• [Required action] Give every entry again precisely as it appears.

*** Source data ***

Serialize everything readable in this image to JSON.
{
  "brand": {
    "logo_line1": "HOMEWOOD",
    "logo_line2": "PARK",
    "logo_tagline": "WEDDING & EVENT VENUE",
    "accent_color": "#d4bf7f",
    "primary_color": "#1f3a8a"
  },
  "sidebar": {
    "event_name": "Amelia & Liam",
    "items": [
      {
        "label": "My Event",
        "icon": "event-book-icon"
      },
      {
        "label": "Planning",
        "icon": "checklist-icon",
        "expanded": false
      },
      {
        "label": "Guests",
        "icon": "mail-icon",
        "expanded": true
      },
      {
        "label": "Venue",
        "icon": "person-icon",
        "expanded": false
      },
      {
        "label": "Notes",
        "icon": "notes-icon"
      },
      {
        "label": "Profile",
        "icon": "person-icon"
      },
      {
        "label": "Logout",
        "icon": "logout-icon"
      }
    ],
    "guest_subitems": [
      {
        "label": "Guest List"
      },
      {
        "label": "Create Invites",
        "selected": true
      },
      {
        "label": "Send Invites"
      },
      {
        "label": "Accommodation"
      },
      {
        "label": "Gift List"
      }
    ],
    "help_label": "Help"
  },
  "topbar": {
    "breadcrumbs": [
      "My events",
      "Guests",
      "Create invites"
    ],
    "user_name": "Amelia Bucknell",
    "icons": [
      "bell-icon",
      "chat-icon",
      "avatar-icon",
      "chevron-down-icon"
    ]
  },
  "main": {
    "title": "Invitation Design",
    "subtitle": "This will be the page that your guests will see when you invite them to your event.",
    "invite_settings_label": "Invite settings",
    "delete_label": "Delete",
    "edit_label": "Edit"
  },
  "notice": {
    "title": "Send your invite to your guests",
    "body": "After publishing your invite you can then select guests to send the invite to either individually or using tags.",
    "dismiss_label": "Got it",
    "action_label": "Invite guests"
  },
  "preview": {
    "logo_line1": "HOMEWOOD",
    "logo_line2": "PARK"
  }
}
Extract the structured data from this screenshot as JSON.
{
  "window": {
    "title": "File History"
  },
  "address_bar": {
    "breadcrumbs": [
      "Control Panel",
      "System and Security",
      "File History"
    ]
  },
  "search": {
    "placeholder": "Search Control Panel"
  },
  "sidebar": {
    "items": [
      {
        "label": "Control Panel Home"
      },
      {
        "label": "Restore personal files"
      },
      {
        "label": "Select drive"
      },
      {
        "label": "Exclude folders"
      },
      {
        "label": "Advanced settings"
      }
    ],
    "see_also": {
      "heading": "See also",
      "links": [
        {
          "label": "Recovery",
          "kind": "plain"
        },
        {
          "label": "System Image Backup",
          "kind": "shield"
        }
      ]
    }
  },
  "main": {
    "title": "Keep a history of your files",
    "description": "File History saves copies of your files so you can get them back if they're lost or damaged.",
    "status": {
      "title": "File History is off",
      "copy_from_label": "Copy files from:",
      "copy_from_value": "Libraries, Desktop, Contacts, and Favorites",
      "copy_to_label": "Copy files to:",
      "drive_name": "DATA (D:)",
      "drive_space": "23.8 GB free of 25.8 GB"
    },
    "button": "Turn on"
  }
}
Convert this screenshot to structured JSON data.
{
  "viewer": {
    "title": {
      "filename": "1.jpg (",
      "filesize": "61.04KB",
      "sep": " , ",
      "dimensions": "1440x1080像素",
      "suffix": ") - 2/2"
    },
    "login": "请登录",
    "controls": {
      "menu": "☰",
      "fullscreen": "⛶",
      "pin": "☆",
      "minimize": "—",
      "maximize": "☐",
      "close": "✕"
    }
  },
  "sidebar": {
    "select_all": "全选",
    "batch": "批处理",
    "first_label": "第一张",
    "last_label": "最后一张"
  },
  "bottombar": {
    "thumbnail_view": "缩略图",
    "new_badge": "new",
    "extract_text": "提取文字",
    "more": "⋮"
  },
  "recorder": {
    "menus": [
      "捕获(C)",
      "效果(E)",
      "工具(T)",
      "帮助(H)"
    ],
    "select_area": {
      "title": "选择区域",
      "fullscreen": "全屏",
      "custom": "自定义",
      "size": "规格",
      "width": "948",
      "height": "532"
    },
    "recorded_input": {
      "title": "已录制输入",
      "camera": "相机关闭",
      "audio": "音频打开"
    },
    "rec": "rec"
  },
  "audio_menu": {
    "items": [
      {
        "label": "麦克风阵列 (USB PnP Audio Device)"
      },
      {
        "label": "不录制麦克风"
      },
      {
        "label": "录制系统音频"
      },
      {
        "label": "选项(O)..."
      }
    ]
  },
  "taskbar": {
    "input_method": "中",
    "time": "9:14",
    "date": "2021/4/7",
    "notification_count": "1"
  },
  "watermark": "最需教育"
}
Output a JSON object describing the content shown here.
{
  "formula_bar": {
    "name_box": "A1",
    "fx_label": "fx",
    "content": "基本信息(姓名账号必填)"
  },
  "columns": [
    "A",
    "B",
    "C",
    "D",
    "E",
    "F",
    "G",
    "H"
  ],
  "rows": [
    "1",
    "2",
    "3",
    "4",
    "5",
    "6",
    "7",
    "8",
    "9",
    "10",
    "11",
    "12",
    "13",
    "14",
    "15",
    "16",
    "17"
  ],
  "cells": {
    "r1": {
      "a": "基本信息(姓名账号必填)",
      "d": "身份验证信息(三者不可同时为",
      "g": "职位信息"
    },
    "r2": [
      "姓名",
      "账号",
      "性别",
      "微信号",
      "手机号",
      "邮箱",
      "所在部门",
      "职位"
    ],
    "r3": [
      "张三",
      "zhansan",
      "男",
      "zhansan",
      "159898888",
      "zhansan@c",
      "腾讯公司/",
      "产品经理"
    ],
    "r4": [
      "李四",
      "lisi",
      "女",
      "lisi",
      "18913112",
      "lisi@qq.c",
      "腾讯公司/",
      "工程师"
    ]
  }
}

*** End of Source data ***

• [Output for this exercise]
Serialize everything readable in this image to JSON.
{
  "brand": {
    "logo_line1": "HOMEWOOD",
    "logo_line2": "PARK",
    "logo_tagline": "WEDDING & EVENT VENUE",
    "accent_color": "#d4bf7f",
    "primary_color": "#1f3a8a"
  },
  "sidebar": {
    "event_name": "Amelia & Liam",
    "items": [
      {
        "label": "My Event",
        "icon": "event-book-icon"
      },
      {
        "label": "Planning",
        "icon": "checklist-icon",
        "expanded": false
      },
      {
        "label": "Guests",
        "icon": "mail-icon",
        "expanded": true
      },
      {
        "label": "Venue",
        "icon": "person-icon",
        "expanded": false
      },
      {
        "label": "Notes",
        "icon": "notes-icon"
      },
      {
        "label": "Profile",
        "icon": "person-icon"
      },
      {
        "label": "Logout",
        "icon": "logout-icon"
      }
    ],
    "guest_subitems": [
      {
        "label": "Guest List"
      },
      {
        "label": "Create Invites",
        "selected": true
      },
      {
        "label": "Send Invites"
      },
      {
        "label": "Accommodation"
      },
      {
        "label": "Gift List"
      }
    ],
    "help_label": "Help"
  },
  "topbar": {
    "breadcrumbs": [
      "My events",
      "Guests",
      "Create invites"
    ],
    "user_name": "Amelia Bucknell",
    "icons": [
      "bell-icon",
      "chat-icon",
      "avatar-icon",
      "chevron-down-icon"
    ]
  },
  "main": {
    "title": "Invitation Design",
    "subtitle": "This will be the page that your guests will see when you invite them to your event.",
    "invite_settings_label": "Invite settings",
    "delete_label": "Delete",
    "edit_label": "Edit"
  },
  "notice": {
    "title": "Send your invite to your guests",
    "body": "After publishing your invite you can then select guests to send the invite to either individually or using tags.",
    "dismiss_label": "Got it",
    "action_label": "Invite guests"
  },
  "preview": {
    "logo_line1": "HOMEWOOD",
    "logo_line2": "PARK"
  }
}
Extract the structured data from this screenshot as JSON.
{
  "window": {
    "title": "File History"
  },
  "address_bar": {
    "breadcrumbs": [
      "Control Panel",
      "System and Security",
      "File History"
    ]
  },
  "search": {
    "placeholder": "Search Control Panel"
  },
  "sidebar": {
    "items": [
      {
        "label": "Control Panel Home"
      },
      {
        "label": "Restore personal files"
      },
      {
        "label": "Select drive"
      },
      {
        "label": "Exclude folders"
      },
      {
        "label": "Advanced settings"
      }
    ],
    "see_also": {
      "heading": "See also",
      "links": [
        {
          "label": "Recovery",
          "kind": "plain"
        },
        {
          "label": "System Image Backup",
          "kind": "shield"
        }
      ]
    }
  },
  "main": {
    "title": "Keep a history of your files",
    "description": "File History saves copies of your files so you can get them back if they're lost or damaged.",
    "status": {
      "title": "File History is off",
      "copy_from_label": "Copy files from:",
      "copy_from_value": "Libraries, Desktop, Contacts, and Favorites",
      "copy_to_label": "Copy files to:",
      "drive_name": "DATA (D:)",
      "drive_space": "23.8 GB free of 25.8 GB"
    },
    "button": "Turn on"
  }
}
Convert this screenshot to structured JSON data.
{
  "viewer": {
    "title": {
      "filename": "1.jpg (",
      "filesize": "61.04KB",
      "sep": " , ",
      "dimensions": "1440x1080像素",
      "suffix": ") - 2/2"
    },
    "login": "请登录",
    "controls": {
      "menu": "☰",
      "fullscreen": "⛶",
      "pin": "☆",
      "minimize": "—",
      "maximize": "☐",
      "close": "✕"
    }
  },
  "sidebar": {
    "select_all": "全选",
    "batch": "批处理",
    "first_label": "第一张",
    "last_label": "最后一张"
  },
  "bottombar": {
    "thumbnail_view": "缩略图",
    "new_badge": "new",
    "extract_text": "提取文字",
    "more": "⋮"
  },
  "recorder": {
    "menus": [
      "捕获(C)",
      "效果(E)",
      "工具(T)",
      "帮助(H)"
    ],
    "select_area": {
      "title": "选择区域",
      "fullscreen": "全屏",
      "custom": "自定义",
      "size": "规格",
      "width": "948",
      "height": "532"
    },
    "recorded_input": {
      "title": "已录制输入",
      "camera": "相机关闭",
      "audio": "音频打开"
    },
    "rec": "rec"
  },
  "audio_menu": {
    "items": [
      {
        "label": "麦克风阵列 (USB PnP Audio Device)"
      },
      {
        "label": "不录制麦克风"
      },
      {
        "label": "录制系统音频"
      },
      {
        "label": "选项(O)..."
      }
    ]
  },
  "taskbar": {
    "input_method": "中",
    "time": "9:14",
    "date": "2021/4/7",
    "notification_count": "1"
  },
  "watermark": "最需教育"
}
Output a JSON object describing the content shown here.
{
  "formula_bar": {
    "name_box": "A1",
    "fx_label": "fx",
    "content": "基本信息(姓名账号必填)"
  },
  "columns": [
    "A",
    "B",
    "C",
    "D",
    "E",
    "F",
    "G",
    "H"
  ],
  "rows": [
    "1",
    "2",
    "3",
    "4",
    "5",
    "6",
    "7",
    "8",
    "9",
    "10",
    "11",
    "12",
    "13",
    "14",
    "15",
    "16",
    "17"
  ],
  "cells": {
    "r1": {
      "a": "基本信息(姓名账号必填)",
      "d": "身份验证信息(三者不可同时为",
      "g": "职位信息"
    },
    "r2": [
      "姓名",
      "账号",
      "性别",
      "微信号",
      "手机号",
      "邮箱",
      "所在部门",
      "职位"
    ],
    "r3": [
      "张三",
      "zhansan",
      "男",
      "zhansan",
      "159898888",
      "zhansan@c",
      "腾讯公司/",
      "产品经理"
    ],
    "r4": [
      "李四",
      "lisi",
      "女",
      "lisi",
      "18913112",
      "lisi@qq.c",
      "腾讯公司/",
      "工程师"
    ]
  }
}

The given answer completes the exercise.